**Work to complete:** Identify all lines below that hold "Галина" and collect them.

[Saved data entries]
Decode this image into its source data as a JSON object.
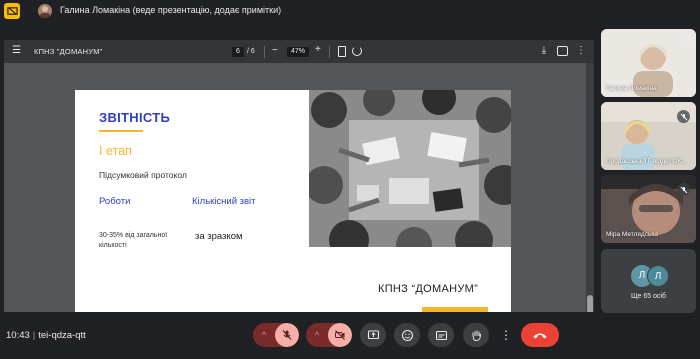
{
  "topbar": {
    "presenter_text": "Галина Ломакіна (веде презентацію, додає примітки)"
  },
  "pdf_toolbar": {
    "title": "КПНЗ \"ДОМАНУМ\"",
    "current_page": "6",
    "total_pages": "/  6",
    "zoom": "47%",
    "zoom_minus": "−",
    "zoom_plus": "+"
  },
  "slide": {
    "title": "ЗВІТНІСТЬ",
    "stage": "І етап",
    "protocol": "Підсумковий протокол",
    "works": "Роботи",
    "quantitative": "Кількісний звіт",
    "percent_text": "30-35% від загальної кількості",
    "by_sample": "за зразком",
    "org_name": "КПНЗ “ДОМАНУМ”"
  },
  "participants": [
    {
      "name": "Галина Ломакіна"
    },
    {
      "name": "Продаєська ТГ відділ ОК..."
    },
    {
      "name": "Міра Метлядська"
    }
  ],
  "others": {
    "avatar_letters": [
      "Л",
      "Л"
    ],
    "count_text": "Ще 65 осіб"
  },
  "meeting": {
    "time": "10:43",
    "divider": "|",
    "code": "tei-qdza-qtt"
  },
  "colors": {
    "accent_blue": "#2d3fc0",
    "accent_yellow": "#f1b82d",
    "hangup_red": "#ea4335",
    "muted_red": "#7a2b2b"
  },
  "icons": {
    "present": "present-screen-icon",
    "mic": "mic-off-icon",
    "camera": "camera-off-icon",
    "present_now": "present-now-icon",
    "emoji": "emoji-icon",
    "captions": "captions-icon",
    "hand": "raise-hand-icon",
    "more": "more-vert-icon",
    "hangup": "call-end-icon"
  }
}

**The completed task:**
    "presenter_text": "Галина Ломакіна (веде презентацію, додає примітки)"
      "name": "Галина Ломакіна"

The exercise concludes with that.